Author(s): Matthew Dennison
During the week Kenneth Grahame sat behind a mahogany desk as Secretary of the Bank of England; at the weekend he retired to the house in the country he shared with his fanciful wife Elspeth and fragile son Alistair and took lengthy walks along the Thames in Berkshire, 'tempted [by] the treasures of hedge and ditch; the rapt surprise of the first lords-and-ladies, the rustle of a field-mouse, the splash of a frog'.
The result of these pastoral wanderings was The Wind in the Willows: an enduring classic of children's literature; a cautionary tale for adult readers; a warning of the fragility of the English countryside; and an expression of fear at threatened social changes that, in the aftermath of the World War I, became reality. Like its remarkable author, it balances maverick tendencies with conservatism.
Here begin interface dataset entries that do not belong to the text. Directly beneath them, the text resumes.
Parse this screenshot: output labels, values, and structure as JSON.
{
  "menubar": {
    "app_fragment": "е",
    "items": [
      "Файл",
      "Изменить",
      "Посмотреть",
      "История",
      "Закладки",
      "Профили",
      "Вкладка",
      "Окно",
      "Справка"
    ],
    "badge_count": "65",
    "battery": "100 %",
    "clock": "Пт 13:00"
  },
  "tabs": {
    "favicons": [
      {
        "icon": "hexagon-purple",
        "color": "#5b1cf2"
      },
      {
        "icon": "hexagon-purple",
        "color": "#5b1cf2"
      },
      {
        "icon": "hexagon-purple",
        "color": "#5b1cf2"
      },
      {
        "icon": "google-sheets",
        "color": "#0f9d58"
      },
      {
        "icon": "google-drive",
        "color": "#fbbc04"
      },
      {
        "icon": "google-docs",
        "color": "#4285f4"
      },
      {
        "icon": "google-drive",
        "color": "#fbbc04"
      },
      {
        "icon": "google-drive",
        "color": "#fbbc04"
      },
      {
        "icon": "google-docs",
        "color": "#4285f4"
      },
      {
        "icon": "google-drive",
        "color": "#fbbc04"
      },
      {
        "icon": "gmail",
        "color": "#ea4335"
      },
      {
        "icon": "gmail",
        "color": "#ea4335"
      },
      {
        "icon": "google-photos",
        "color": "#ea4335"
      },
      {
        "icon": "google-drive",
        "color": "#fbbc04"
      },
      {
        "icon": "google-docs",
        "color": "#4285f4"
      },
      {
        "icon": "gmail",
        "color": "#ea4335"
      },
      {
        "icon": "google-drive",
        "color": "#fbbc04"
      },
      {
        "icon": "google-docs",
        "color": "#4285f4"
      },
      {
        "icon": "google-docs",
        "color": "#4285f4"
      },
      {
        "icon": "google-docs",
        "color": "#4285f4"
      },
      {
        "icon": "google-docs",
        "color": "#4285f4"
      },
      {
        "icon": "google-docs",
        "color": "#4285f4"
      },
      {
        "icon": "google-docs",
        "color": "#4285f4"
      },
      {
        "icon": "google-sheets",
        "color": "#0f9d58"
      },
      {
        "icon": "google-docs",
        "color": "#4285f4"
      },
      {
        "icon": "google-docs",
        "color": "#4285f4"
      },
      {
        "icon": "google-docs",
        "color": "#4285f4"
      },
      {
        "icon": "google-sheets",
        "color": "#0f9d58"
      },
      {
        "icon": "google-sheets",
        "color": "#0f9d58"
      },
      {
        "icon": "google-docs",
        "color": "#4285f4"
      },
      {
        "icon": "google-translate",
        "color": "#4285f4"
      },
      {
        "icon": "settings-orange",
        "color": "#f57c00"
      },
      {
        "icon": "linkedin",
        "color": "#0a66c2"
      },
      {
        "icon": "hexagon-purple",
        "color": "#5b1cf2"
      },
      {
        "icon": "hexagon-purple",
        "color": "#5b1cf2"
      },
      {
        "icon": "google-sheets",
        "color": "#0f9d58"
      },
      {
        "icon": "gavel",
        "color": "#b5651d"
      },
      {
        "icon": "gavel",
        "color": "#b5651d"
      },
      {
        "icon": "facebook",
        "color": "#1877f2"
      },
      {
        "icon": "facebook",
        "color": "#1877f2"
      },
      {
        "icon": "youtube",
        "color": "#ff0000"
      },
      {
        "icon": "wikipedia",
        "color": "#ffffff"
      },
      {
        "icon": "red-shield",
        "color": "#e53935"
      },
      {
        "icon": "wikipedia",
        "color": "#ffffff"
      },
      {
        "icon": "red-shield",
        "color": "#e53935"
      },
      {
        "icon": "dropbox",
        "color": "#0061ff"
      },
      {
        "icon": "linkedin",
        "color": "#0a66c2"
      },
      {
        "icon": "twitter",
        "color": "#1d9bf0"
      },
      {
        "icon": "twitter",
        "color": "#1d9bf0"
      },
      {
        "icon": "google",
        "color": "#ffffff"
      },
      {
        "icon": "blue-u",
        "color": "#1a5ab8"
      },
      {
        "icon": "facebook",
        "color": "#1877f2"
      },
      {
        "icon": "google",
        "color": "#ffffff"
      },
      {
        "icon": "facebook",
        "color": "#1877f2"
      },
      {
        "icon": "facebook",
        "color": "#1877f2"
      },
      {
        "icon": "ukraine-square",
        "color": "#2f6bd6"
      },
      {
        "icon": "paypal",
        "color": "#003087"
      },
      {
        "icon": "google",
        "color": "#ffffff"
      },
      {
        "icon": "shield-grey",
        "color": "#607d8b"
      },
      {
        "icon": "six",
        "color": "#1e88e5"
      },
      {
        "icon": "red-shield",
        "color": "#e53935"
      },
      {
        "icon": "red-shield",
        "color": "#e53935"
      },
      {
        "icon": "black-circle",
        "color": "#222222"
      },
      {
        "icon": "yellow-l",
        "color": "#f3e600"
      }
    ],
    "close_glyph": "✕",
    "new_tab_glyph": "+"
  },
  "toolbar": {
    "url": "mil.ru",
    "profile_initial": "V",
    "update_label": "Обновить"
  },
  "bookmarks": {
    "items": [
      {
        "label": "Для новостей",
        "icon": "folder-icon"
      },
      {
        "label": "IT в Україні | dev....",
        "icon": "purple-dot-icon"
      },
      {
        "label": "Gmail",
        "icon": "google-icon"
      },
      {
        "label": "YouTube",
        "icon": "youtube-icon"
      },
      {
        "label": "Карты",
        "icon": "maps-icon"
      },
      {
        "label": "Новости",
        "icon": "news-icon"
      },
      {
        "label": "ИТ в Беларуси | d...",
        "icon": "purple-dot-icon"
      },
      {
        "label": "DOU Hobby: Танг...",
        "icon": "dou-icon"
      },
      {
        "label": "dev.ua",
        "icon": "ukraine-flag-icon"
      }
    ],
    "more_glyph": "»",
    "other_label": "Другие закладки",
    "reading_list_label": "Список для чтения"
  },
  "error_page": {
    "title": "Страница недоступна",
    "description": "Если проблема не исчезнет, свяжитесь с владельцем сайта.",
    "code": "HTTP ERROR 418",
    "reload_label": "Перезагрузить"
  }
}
Graham was an Edwardian pantheist whose work has a timeless appeal, an escapist whose withdrawal from reality took the form of time travel into his own past.